Content starts

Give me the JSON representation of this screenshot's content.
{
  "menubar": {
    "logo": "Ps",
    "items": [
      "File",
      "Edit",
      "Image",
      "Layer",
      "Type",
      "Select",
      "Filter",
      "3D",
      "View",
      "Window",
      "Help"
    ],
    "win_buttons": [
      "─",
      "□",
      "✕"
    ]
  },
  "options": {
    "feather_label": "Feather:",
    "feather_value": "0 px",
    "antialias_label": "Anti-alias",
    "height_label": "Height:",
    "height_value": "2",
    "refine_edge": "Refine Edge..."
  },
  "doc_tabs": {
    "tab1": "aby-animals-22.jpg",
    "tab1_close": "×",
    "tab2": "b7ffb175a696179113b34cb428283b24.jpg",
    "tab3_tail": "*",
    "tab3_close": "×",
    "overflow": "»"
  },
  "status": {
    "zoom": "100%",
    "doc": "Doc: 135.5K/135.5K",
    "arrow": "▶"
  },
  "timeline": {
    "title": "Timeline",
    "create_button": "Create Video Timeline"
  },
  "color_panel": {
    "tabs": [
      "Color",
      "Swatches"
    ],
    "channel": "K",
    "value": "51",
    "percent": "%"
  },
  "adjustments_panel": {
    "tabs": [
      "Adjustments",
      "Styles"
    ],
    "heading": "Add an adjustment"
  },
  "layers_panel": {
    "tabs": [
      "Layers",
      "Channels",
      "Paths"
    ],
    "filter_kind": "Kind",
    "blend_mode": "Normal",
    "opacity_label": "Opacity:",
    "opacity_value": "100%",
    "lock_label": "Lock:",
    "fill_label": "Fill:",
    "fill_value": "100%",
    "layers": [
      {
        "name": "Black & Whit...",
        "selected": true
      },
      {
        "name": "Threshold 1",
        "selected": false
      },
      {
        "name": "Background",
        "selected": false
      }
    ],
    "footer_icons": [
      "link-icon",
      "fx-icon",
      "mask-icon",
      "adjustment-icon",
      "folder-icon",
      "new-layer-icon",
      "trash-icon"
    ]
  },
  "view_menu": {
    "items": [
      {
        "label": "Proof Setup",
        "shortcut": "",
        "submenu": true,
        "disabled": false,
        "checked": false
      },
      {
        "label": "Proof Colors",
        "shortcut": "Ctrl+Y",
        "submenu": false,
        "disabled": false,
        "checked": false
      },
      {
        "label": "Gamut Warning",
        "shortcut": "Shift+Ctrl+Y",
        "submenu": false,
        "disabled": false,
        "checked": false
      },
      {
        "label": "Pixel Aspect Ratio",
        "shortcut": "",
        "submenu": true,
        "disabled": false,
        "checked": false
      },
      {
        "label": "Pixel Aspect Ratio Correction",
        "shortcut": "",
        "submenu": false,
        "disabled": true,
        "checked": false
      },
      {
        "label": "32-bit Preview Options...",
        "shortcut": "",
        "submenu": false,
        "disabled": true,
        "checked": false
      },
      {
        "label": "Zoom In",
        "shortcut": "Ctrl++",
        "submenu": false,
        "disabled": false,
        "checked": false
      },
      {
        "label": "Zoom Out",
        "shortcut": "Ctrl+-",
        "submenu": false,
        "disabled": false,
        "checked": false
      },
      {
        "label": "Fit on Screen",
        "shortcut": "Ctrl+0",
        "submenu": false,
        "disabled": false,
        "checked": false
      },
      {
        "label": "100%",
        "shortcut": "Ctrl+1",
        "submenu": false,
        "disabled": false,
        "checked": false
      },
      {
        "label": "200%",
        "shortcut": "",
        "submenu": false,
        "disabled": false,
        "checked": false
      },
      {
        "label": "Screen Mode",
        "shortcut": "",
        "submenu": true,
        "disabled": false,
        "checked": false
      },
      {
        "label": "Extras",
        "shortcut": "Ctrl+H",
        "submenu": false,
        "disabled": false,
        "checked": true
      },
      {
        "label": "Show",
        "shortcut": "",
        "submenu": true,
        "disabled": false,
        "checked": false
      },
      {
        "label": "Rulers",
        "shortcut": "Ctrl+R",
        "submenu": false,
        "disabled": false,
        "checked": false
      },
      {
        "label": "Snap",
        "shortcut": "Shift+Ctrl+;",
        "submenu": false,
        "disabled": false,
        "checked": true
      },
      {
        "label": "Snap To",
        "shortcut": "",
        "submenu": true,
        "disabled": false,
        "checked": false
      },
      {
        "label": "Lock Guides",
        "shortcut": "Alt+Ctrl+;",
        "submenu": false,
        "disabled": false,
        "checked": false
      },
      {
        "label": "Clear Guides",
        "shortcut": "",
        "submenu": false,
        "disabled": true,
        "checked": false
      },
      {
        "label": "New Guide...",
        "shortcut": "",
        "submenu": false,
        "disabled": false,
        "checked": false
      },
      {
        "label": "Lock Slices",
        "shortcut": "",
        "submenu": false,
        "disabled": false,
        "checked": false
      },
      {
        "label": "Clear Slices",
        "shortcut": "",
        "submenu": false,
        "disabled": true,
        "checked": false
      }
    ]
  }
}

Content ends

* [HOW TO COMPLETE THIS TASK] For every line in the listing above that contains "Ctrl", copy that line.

* [RESPONSE BOX]
        "shortcut": "Ctrl+Y",
        "shortcut": "Shift+Ctrl+Y",
        "shortcut": "Ctrl++",
        "shortcut": "Ctrl+-",
        "shortcut": "Ctrl+0",
        "shortcut": "Ctrl+1",
        "shortcut": "Ctrl+H",
        "shortcut": "Ctrl+R",
        "shortcut": "Shift+Ctrl+;",
        "shortcut": "Alt+Ctrl+;",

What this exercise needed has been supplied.